the weather is suddenly causing the greatest concern. It has been raining so
much and so heavily here in the past few days that Old China Hands are
beginning to think the unthinkable: What if, they say, there was a typhoon on
the handover day?
A Hong Kong typhoon is a terrible thing to behold. It is also a phenomenon
with which the territory, on the basis of decades of bitter experience, is now
more than amply organized to meet. And yet that very organization could spell
the death of any celebration due to be held next Monday, should the weather
turn really ugly.
There is a steady gradation in both the levels of climatic ugliness and
the measures Hong Kong has designed as a response. It begins when a
typhoon -- the word comes from the Cantonese for big wind -- is spotted on
radar, hundreds of miles out in the Pacific and coming in the general
direction of the colony. Once it comes within 500 miles
of the coast, the Royal Observatory announces to the public the so-called
Raising of Signal No. 1. People are told to watch and listen, that a
storm is in the offing and may possibly cause the territory some trouble.
If the cyclone does indeed worsen, if it strengthens and moves closer still, to
within 100 miles, then Signal No. 3 goes up. (The numbers are
randomly chosen, but known by all.) With this news, everyone starts listening to the radio, all the time. Charts go up in the lobbies of the skyscrapers and men with pens are charged with plotting the movement of the weather patterns, hour by hour. People are told to bring their geranium pots in from
their windows and their children in from the playgrounds, and small
boats make for the concrete-walled storm shelters that huddle in the
smaller bays around the coast. Everyone becomes tense, nervous; eyes peer up
at the skies, at the threatening bands of black cloud, at the gusts of wind.
Then, if the typhoon appears to be strengthening still and roaring in to
within 10 miles of Hong Kong, the observatory takes the fateful step of
raising Signal No. 8. Hong Kong now officially closes down.
All government offices shut. People are told to go home or stay indoors. The
Star Ferry runs its jaunty little boats for only half an hour more, shuttling
the last few brave passengers across a harbor that is fast becoming roiled by
huge, green, greasy waves. All buses stop. Cars pull off to the sides, to lie
abandoned. Those people who are caught in the driving rain and howling winds
all pour down, if they can, into the subway stations. The territory empties of
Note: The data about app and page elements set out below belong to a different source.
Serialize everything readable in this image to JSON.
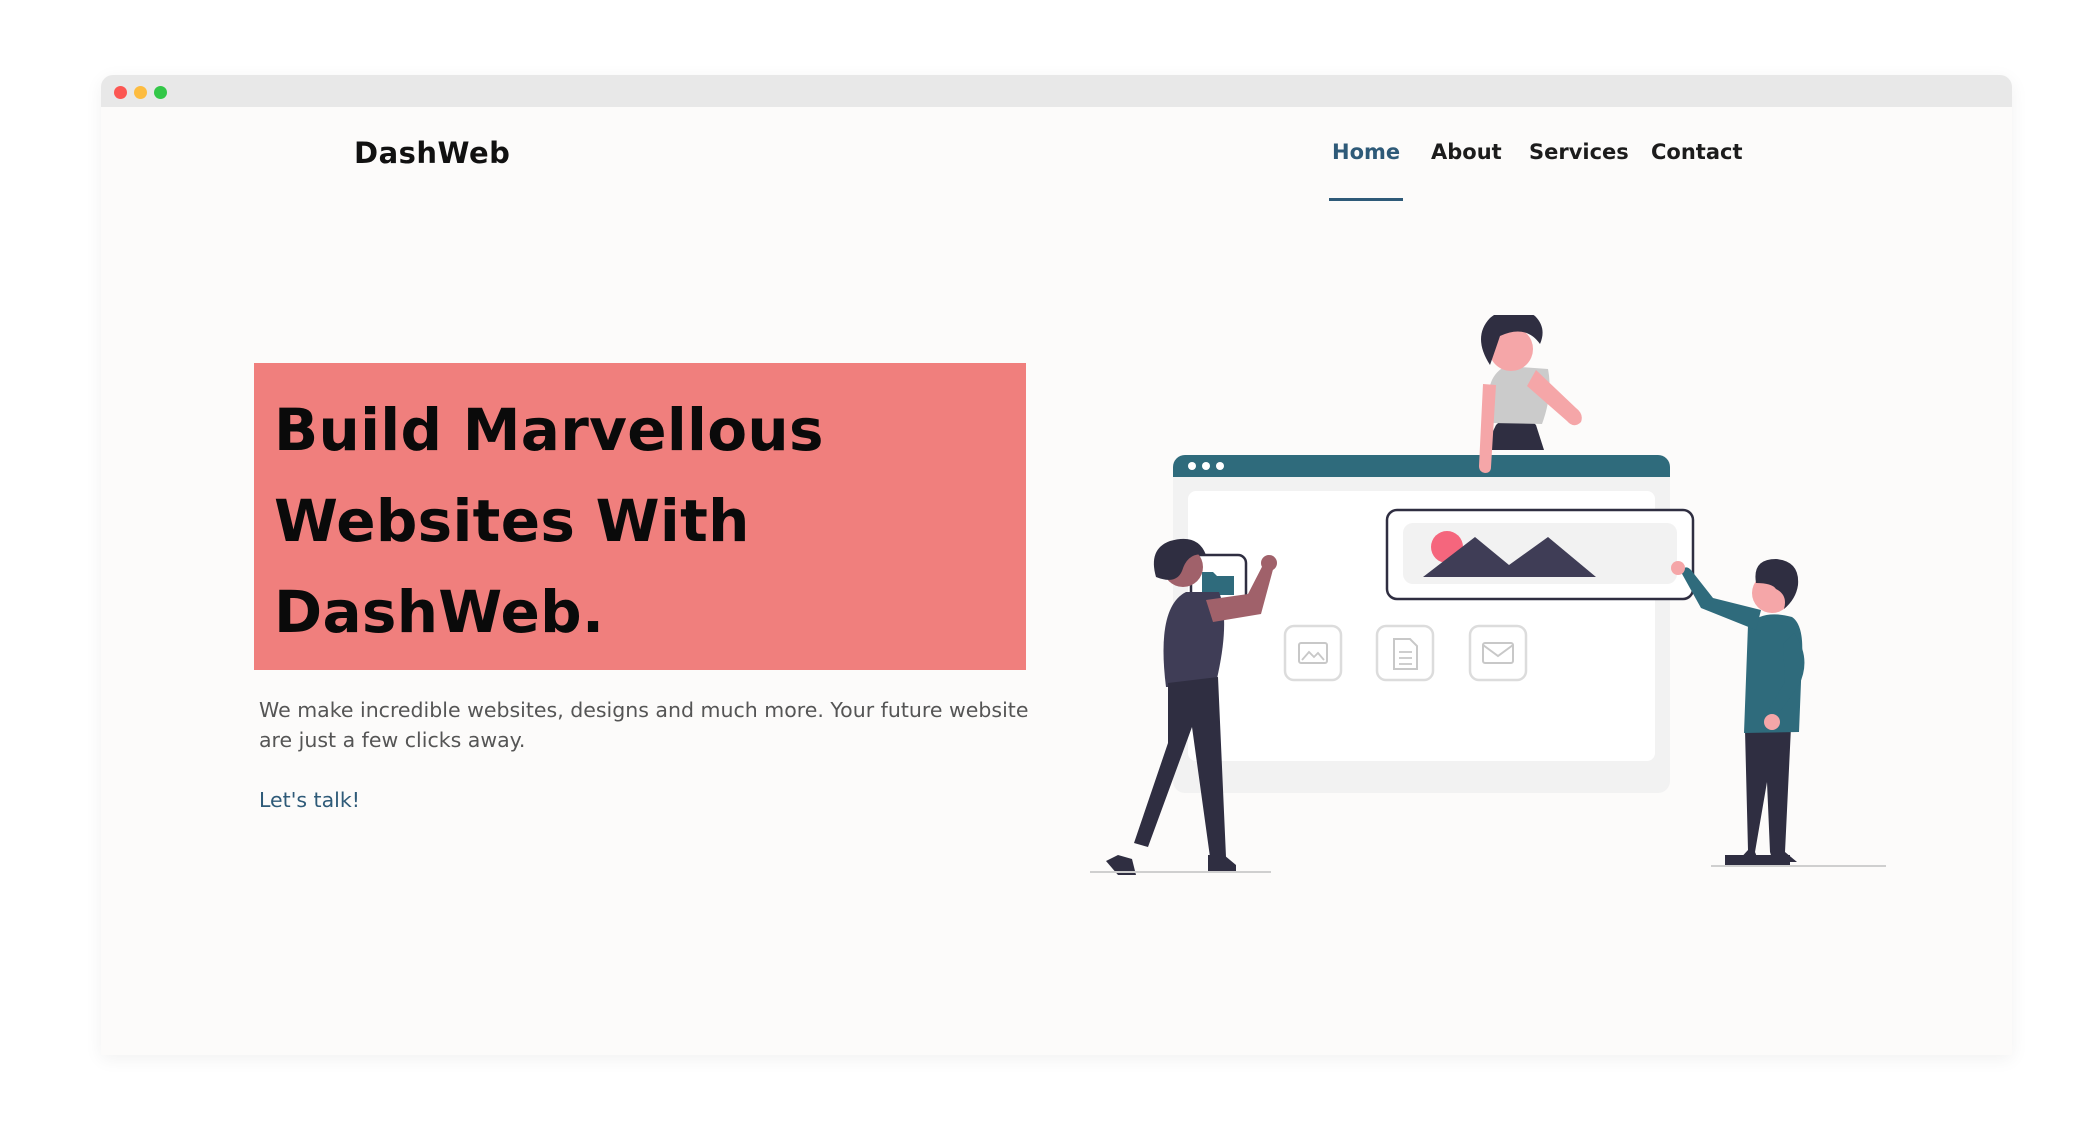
{
  "window": {
    "controls": [
      "close",
      "minimize",
      "maximize"
    ]
  },
  "brand": {
    "name": "DashWeb"
  },
  "nav": {
    "items": [
      {
        "label": "Home",
        "active": true
      },
      {
        "label": "About",
        "active": false
      },
      {
        "label": "Services",
        "active": false
      },
      {
        "label": "Contact",
        "active": false
      }
    ]
  },
  "hero": {
    "title_lines": [
      "Build Marvellous",
      "Websites With",
      "DashWeb."
    ],
    "description": "We make incredible websites, designs and much more. Your future website are just a few clicks away.",
    "cta_label": "Let's talk!"
  },
  "colors": {
    "accent": "#2e5a78",
    "hero_bg": "#f07f7d",
    "page_bg": "#fcfbfa",
    "illustration_teal": "#2f6b7c",
    "illustration_dark": "#2f2e41",
    "illustration_pink": "#f5a6a8"
  },
  "illustration": {
    "icons": [
      "folder-icon",
      "image-icon",
      "document-icon",
      "mail-icon",
      "mountain-image-icon"
    ]
  }
}
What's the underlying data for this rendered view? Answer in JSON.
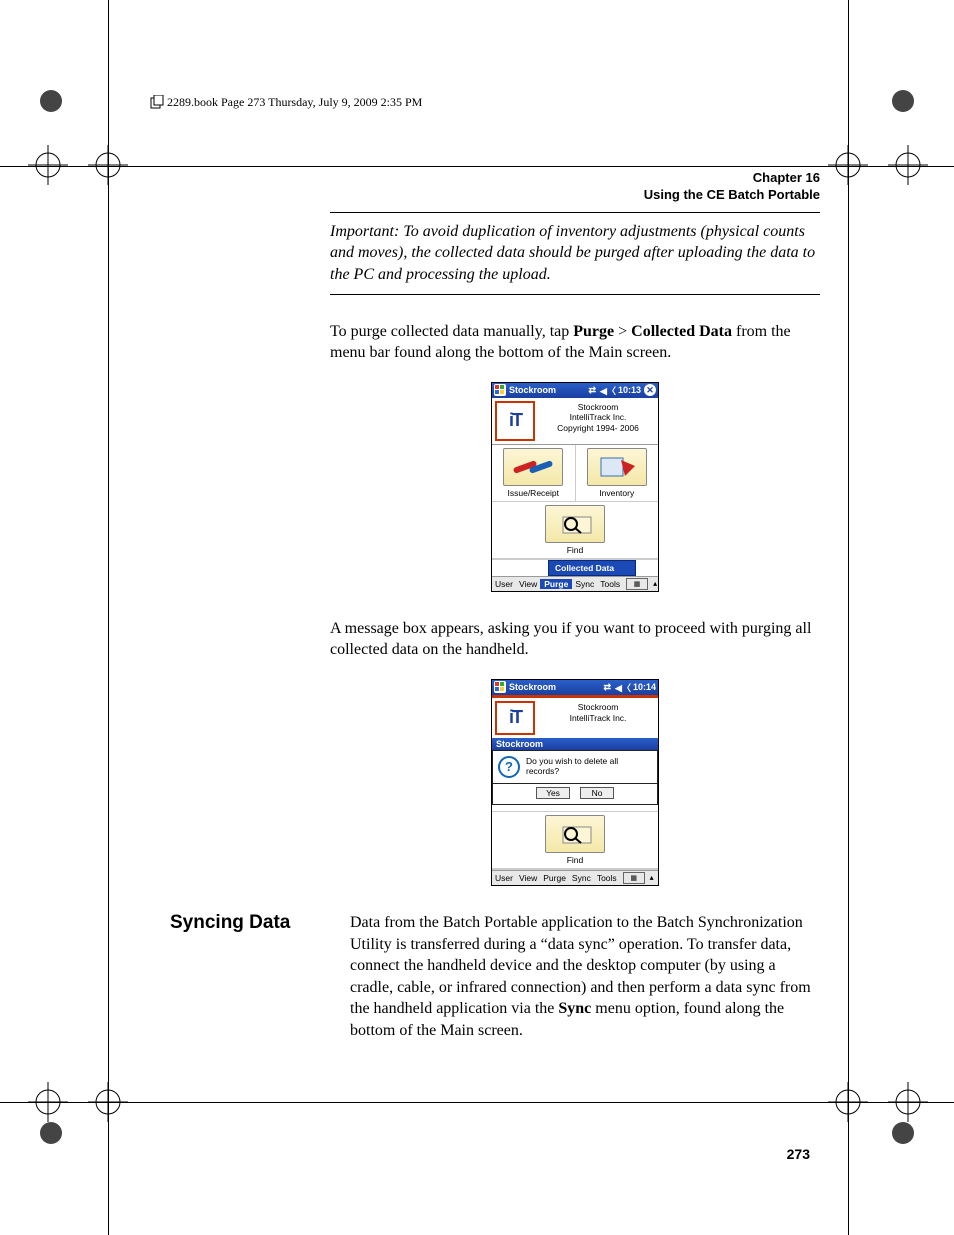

people within minutes. Aside from the mad crashing and rushing of the trees,
the place just seems to die.
Once in a while -- twice, when I lived here -- the Royal Observatory puts up
Signal No. 10. This tells a frightened citizenry that they may soon expect
a Direct Hit, that the eye of the coming storm will pass directly over
Victoria Peak, and that an explosive torrent of rain and wind will lash
without surcease at the territory, for hour upon hour of misery and ruin.
People get killed during direct hits. Huge ships are torn from their moorings
and cast up on the rocks. All aircraft are diverted to cities hundreds of
miles away. Hong Kong's life is utterly disrupted. The meteorologists run out of words to describe the condition of the sea, raging in its hurricane. They say simply that the sea state is phenomenal.
And this is what the organizers are now worrying about, for Monday. This is the beginning of the Pacific storm season, and the weather has of late been unusually bad here -- hot, sticky, oppressive and given to massive and noisy little storms. The perfect breeding ground, in short, for the typhoons for which this region is notorious.
Four thousand dignitaries, scores of heads of state, $20 million worth of fireworks -- and every moment of the ceremonies planned for outdoors. The thought that all of this might well be rained out, and that a huge storm -- a perfect storm -- will rage while so many of the world's leaders are in town is causing nightmares.
Sixty percent chance of heavy rain, say the forecasters. And the chance of a typhoon? Not saying, reply the experts. But it is possible. Hedge your bets. Keep thinking of a Plan B. And keep your powder dry.